Our warm up guy was chatting to us and calling up any passing production staff for a word. It was all very busy but very friendly. Suddenly our warm up guy mentioned Alexander’s name, and on he bounced to say hello. It was quite informal and things were so busy I’d not seen him arrive on set! It’s true what they say about television putting weight on you, because Alexander looks a slim, but not thin man on TV, but I felt like he needed a good meal when I saw him in person! Alexander engaged in some friendly chat with us and the warm-up guy and then he went over to meet and greet the contestants, along with Richard who had also arrived since then. We were getting very close to recording now as the the guy who was obviously in charge was talking with Richard and Alexander. Then, everyone took their positions and it began, the music played and Alexander welcomed everyone to Pointless. It was different watching it without the camera changes between Alexander,Richard and the contestants. It just goes to show how important editing is. Everything was pretty much as it’s seen on TV except that there are slight pauses while the contestants’ answers are checked against the 100’s answers and then programmed into the countdowner, and small breaks at the end of each round as a podium was removed. We watched two shows recorded, which took about three hours in all with approximately a fifteen minute break in between to stand up and stretch our legs or take a sip from a water bottle. The returning contestants and Richard and Alexander went off to change their clothes for the next recording.

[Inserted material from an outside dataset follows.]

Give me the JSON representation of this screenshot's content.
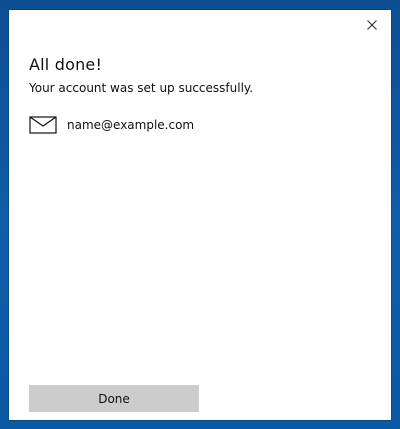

In the break, the warm-up man asked us all if we had any questions. Someone asked to see the Pointless trophy (given to the finalist couple regardless of whether they win the jackpot). He said it would be smaller than we thought and it was, not as tall as we expected! Someone else asked when our episodes would be broadcast. We were surprised to hear roughly around March next year, but the next episode to be recorded would be the Christmas special. Sure enough, when we trooped out of the studio at the end of our session, there were Christmas trees being brought in!
We really enjoyed it and have an appreciation of how the staff and the stars do a professional and efficient job in making Pointless and how natural Alexander and Richard are.
Certainly not a Pointless experience.
This is a slideshow gallery of the commemorative plaques and pavement stars we saw in Elstree town.